TASK DIRECTIONS » Report back the lines in this listing that carry the string "Edit".
-- Opening Marker --
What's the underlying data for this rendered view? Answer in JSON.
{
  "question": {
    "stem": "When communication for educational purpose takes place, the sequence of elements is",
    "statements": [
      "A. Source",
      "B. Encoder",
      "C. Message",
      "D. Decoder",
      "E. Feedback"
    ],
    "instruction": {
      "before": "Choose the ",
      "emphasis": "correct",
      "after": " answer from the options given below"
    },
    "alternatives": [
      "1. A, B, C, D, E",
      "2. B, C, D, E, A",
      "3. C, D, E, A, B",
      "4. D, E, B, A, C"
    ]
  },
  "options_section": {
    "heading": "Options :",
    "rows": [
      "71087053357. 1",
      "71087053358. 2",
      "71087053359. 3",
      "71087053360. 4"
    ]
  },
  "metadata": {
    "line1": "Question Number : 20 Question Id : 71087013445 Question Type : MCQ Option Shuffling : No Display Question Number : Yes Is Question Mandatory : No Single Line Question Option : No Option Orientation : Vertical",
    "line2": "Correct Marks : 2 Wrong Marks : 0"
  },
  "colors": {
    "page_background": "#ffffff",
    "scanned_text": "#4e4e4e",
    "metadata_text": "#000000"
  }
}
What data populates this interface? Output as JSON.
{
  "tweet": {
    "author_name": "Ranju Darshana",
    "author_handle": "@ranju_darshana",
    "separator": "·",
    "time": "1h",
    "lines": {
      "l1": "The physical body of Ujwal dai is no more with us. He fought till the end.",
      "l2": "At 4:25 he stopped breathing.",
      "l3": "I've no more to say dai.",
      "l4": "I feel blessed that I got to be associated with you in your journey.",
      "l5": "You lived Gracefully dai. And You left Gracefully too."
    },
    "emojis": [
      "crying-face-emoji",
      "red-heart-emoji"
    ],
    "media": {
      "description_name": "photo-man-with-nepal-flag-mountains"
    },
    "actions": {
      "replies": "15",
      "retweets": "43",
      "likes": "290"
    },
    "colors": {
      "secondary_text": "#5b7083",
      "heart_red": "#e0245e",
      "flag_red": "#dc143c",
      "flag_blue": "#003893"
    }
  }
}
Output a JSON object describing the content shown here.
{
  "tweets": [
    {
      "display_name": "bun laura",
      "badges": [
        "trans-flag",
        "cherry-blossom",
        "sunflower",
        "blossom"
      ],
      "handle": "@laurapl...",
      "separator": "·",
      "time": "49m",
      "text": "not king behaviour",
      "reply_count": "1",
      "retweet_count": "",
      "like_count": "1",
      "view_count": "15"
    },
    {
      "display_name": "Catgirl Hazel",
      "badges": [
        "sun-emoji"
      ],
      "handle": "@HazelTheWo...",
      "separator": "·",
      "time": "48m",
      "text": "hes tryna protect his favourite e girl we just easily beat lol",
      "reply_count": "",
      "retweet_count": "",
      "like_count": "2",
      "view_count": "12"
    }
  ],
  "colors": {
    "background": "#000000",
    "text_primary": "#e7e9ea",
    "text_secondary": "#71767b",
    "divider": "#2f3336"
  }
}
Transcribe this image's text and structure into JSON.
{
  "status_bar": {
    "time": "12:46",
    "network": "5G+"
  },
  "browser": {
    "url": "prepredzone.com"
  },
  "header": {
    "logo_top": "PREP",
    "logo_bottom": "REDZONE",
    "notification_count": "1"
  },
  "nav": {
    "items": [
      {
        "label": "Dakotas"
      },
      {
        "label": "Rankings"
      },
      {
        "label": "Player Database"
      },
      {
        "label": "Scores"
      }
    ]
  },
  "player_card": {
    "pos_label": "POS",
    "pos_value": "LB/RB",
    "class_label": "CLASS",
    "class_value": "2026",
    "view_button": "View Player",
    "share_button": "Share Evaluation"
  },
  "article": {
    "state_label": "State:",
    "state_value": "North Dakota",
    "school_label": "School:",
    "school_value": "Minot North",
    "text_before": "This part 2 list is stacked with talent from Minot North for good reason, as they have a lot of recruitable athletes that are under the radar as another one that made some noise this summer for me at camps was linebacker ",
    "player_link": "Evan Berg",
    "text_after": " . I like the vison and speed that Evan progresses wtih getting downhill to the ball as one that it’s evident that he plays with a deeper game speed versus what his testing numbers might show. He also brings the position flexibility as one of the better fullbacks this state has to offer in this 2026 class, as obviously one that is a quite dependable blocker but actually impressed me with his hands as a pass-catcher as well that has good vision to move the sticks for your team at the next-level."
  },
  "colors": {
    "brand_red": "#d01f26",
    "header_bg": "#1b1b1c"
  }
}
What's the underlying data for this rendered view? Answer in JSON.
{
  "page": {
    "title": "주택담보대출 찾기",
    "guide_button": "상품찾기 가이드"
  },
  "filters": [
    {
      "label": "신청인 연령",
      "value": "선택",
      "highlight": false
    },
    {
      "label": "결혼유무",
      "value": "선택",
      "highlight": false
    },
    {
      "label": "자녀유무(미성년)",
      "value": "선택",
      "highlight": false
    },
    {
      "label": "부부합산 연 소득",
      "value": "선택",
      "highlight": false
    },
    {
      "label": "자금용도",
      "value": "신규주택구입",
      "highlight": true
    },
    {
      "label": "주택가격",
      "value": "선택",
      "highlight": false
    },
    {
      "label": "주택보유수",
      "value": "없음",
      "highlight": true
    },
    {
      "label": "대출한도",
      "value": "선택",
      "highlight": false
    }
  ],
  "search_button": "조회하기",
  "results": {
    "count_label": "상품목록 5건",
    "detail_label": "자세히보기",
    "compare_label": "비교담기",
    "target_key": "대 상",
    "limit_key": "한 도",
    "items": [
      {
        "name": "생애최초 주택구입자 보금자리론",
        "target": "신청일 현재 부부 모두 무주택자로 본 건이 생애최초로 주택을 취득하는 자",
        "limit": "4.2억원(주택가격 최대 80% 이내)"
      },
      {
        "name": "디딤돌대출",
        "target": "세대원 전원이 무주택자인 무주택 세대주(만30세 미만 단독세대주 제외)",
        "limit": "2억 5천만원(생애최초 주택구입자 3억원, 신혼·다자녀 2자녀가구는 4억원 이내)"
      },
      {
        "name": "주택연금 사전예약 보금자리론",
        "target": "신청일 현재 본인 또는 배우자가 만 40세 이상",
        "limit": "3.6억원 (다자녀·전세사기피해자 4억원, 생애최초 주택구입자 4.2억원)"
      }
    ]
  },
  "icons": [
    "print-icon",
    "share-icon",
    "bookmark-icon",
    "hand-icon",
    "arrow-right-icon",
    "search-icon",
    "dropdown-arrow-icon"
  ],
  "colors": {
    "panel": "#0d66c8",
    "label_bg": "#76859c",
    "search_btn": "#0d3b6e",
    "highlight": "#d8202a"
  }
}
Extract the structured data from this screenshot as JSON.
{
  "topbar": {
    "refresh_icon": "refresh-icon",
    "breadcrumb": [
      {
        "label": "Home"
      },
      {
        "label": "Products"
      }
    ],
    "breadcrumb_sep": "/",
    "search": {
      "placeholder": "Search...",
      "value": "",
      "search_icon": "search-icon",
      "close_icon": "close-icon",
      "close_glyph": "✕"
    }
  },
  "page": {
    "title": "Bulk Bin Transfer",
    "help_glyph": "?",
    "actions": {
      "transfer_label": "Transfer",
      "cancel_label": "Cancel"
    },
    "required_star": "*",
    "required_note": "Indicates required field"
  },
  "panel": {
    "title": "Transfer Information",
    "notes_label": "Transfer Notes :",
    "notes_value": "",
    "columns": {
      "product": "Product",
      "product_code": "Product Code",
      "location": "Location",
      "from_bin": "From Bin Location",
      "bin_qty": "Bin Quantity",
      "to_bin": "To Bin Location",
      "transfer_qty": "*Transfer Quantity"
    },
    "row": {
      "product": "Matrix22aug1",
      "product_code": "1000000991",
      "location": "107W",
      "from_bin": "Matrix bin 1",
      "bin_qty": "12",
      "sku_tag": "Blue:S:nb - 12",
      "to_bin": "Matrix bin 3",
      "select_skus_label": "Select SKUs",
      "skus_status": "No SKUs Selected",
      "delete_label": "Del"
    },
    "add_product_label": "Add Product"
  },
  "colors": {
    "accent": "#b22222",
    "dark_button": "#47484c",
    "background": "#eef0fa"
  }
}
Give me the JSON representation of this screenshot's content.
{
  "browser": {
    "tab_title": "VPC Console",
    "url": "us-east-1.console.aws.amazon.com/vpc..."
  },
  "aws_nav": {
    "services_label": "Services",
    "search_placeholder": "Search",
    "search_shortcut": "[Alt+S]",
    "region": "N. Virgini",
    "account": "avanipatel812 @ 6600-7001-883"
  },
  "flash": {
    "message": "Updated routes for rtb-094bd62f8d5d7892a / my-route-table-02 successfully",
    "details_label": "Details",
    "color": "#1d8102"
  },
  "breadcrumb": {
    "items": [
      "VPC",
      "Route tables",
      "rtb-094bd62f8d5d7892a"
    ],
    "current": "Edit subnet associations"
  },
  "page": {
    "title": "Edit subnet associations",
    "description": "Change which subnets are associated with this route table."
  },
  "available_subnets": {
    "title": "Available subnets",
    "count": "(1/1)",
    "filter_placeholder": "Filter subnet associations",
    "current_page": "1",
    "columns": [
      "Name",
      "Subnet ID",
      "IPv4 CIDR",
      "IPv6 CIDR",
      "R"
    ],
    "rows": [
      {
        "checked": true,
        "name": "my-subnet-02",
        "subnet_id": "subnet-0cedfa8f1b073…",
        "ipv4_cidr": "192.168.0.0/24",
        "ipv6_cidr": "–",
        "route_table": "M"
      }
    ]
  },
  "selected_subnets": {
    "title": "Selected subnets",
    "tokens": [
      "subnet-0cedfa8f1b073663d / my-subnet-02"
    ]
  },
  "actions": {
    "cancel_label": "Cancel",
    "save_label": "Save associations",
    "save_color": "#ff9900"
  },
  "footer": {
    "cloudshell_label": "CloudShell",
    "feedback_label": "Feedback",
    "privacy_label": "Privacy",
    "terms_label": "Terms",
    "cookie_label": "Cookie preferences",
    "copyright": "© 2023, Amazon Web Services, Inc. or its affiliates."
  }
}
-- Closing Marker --
TASK RESPONSE »
    "current": "Edit subnet associations"
    "title": "Edit subnet associations",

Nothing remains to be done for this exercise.